I was showing my new iPhone 6 to a friend the other day and he was surprised to see that I had so few apps on my handset. I currently have 29, which barely takes up two home screens.
“Wait,” he said, “haven’t you used iOS since like forever? You had to have bought more apps than that.” He’s right, of course. You should have seen his jaw drop when I explained that I don’t restore backups after purchasing an new [company]Apple[/company] iPhone; I always set them up as new handsets.
Everyone’s iPhone use is different, of course, and my strategy won’t work for everyone, but I stopped restoring backups to handsets a long time ago. Here’s why.
1. A new phone seems to run better with a “clean” install. Every year I hear more than a few people complaining about how crashy iOS is on their new iPhone. This year was no exception, and I’m not even counting the iOS 8.0.1 update that really gunked up the works for some people. I really haven’t had any crashes on my iPhone 6 save for one or two apps that I know haven’t yet been updated for the new software version.

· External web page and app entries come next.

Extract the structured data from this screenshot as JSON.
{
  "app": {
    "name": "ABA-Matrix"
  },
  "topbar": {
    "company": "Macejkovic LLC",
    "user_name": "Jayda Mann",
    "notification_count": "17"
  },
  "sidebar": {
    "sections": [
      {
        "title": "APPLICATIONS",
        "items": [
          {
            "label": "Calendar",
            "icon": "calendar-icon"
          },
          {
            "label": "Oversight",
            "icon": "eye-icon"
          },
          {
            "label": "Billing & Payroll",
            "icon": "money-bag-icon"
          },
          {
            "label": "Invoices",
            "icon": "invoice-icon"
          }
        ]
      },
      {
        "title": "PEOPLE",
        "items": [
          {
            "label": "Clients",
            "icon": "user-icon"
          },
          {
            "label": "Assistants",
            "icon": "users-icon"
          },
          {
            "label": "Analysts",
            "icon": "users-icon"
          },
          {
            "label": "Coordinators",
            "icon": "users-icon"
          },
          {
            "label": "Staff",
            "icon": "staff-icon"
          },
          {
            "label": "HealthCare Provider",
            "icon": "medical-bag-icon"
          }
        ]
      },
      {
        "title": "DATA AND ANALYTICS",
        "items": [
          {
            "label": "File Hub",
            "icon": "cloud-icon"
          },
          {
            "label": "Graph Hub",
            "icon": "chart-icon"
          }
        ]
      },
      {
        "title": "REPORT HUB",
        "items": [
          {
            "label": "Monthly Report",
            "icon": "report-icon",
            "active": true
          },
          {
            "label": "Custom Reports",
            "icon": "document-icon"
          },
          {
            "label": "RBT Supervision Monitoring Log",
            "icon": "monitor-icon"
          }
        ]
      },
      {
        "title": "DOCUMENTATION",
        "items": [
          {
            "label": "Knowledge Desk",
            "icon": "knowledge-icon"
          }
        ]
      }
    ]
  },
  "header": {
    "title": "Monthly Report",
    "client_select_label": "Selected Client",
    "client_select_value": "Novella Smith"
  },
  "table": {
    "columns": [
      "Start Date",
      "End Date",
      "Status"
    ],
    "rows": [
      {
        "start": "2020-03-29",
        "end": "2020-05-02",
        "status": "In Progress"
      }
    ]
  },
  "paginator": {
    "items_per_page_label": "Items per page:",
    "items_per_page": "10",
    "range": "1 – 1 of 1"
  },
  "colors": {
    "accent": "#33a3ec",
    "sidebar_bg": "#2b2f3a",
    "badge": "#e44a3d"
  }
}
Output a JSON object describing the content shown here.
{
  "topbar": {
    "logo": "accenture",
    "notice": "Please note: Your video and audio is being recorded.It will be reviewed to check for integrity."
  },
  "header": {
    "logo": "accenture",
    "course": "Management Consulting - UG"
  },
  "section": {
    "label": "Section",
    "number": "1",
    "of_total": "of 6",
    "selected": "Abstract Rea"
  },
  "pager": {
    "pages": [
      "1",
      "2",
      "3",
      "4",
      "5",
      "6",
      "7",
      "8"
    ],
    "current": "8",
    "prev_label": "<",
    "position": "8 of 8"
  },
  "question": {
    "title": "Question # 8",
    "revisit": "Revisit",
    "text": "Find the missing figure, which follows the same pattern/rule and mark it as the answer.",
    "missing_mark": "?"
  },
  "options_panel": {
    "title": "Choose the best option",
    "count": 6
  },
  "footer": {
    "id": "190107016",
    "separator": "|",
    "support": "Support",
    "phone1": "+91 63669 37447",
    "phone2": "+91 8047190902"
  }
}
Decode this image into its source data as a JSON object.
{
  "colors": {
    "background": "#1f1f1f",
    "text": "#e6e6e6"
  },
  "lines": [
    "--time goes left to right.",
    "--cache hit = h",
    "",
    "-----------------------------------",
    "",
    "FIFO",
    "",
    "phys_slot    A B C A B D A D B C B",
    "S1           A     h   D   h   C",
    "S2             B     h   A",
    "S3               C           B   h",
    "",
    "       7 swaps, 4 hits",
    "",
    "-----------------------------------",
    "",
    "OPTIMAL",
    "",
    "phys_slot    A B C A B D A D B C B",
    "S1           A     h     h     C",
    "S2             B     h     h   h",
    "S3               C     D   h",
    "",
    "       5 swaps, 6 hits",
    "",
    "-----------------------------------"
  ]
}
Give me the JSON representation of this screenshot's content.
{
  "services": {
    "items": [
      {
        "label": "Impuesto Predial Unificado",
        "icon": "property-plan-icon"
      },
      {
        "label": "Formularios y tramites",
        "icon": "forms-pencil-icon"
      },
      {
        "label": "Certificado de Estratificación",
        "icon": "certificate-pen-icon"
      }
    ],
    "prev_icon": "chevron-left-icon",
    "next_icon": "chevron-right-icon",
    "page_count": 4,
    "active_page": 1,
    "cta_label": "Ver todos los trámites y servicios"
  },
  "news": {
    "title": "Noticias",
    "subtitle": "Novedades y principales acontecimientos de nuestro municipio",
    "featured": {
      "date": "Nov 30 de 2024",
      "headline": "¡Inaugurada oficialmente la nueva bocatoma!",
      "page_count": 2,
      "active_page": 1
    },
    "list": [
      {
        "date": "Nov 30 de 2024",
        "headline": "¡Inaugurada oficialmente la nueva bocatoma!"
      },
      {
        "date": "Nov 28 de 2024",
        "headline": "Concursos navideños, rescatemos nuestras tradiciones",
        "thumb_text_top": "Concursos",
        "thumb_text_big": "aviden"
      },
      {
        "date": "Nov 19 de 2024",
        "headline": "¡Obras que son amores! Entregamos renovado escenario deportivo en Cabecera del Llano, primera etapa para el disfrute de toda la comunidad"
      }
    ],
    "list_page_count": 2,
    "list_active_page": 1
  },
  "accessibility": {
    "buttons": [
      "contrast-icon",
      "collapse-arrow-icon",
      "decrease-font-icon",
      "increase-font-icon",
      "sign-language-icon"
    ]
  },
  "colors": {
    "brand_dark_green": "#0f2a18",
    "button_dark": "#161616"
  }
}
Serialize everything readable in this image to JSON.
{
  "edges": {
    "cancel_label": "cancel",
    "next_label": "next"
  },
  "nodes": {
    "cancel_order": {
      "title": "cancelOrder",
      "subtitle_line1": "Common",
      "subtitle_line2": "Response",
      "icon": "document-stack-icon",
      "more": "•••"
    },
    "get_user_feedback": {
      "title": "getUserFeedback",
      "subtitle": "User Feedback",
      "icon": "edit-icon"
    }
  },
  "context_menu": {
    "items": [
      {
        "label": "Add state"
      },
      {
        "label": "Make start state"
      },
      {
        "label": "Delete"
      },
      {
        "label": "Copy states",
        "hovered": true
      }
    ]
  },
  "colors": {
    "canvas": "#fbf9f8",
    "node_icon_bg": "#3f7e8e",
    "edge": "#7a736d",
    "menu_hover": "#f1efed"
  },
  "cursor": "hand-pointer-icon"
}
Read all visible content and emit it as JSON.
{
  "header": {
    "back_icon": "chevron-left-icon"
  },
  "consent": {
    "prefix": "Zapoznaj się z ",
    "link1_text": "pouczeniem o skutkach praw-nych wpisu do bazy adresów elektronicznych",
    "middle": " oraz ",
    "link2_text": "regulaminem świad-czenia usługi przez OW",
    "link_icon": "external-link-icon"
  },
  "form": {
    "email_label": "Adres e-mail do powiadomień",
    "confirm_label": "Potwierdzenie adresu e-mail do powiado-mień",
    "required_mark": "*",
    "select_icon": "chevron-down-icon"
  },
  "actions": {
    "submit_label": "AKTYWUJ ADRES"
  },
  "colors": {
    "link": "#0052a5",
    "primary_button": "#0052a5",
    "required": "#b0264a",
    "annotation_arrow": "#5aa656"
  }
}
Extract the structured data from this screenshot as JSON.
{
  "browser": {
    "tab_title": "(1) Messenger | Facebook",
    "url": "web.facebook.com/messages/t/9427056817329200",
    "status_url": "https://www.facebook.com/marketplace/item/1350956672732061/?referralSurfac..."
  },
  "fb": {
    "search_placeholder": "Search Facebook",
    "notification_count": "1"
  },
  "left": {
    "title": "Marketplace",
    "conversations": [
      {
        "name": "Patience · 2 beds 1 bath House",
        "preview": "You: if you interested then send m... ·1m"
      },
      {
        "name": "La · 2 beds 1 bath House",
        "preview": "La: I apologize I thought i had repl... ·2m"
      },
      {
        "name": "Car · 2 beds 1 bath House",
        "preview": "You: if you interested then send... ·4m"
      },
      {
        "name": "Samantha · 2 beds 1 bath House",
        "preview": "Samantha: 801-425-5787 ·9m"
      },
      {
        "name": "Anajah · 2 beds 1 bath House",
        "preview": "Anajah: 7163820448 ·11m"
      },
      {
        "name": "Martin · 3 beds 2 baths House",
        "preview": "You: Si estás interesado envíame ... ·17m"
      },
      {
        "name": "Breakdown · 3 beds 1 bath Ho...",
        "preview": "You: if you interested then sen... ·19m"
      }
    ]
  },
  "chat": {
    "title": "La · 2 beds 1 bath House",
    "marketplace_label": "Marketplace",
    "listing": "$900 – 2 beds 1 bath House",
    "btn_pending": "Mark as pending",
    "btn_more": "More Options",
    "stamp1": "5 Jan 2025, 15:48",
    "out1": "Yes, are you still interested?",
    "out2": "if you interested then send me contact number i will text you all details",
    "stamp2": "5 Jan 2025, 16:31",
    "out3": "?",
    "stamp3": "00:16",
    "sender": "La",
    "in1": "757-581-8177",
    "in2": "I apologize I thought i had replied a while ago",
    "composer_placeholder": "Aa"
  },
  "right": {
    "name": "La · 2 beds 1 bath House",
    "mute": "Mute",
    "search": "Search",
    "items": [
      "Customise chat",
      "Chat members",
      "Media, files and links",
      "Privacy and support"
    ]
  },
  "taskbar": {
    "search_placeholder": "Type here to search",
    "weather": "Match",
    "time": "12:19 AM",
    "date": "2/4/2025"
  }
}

I used to have iOS stability problems with new iPhones in the past, though. This could be coincidental, but as soon as I started setting up the devices as new handsets — that is, not restoring any apps or data — the problems seemed to go away. I realized this a few years back when trying to troubleshoot a particularly unstable new iPhone, figuring that if I started from scratch, I could isolate the problem. Of course, you end up having some manual work as a result. I actually find that to be a positive, not a negative, because…
2. You get a yearly opportunity to weed out unnecessary apps. A “new” iPhone doesn’t come with any of the apps I previously purchased and downloaded; that’s not a bad thing. I take the opportunity to figure out which apps I really want on my iPhone, only re-installing them as needed. That explains why after a few weeks with my new iPhone 6, I only have 29 apps installed. I’ll surely add more over time, some new and some that I previously bought. Instead of pages and pages of folders and apps, though, I have a clutter-free environment on my iPhone.
Apple keeps track of every app you’ve bought, so you don’t have to. That’s handy and gives me a nice repository to work with — it’s the Purchased section of the iTunes App Store on an iPhone. And because of that repository, you don’t have to pay twice for the same app. Setting up IDs and passwords in these apps is still a manual process that nobody enjoys. I recommend a password manager app to help with that. I use 1Password and there are others to choose from.
3. What about my gazillion photos? I take as many photos as the next person with an iPhone, so yes, there’s a challenge when it comes to managing digital images when moving to a new handset. But this isn’t 2002, when we needed to use USB cables and clunky software to move data to a mobile device. It’s 2014 and the cloud is all around us.
There are numerous options to automatically backup photos to online storage these days. You could use Dropbox, for example, to save your images right after you snap the shutter. I use Google Plus, mainly because of the unlimited storage features; all of my pictures and videos float right up to the cloud as a result. Of course, you could use Apple’s iCloud storage in a similar fashion. I simply chose Google’s because I tend to use its ecosystem the most and because it’s free.
4. But I have documents, music and other data too! Again, I’m cloud-centric and have been for a while, so I don’t store much in the way of local data. I really don’t want to because it’s too limiting. I want all of my data available on all of my devices, regardless of the software platform they run on. That means keeping everything online somewhere.
While I can appreciate the Handoff feature of iOS 8 where you start a document on one device and pick it up on another, it keeps me locked into using certain devices. I switch between iOS, Android and Windows Phone for my handsets and tablets. And my computing needs are shared by a MacBook and several Chromebooks. I realize that not everyone uses an array of devices the way I do, but it’s pretty liberating, provided I can get at the data on any device I want. Again, that means cloud storage.
It works for music too, which I have spread out between iTunes, [company]Google[/company] Play and the [company]Amazon[/company] MP3 store. After installing the music apps, I simply sign in and choose which tracks or albums I want on my iPhone. They get downloaded with no muss or fuss. And most music apps let me stream songs from my library in the sky as well, so I only download the tunes I know I’ll want to hear over and over again.
This isn’t a one-size-fits-all solution. Some people don’t want to recreate playlists, home screen folders or other things they worked to hard to create in the first place. But I find that there are some advantages to starting from scratch with each new iPhone; perhaps you will too.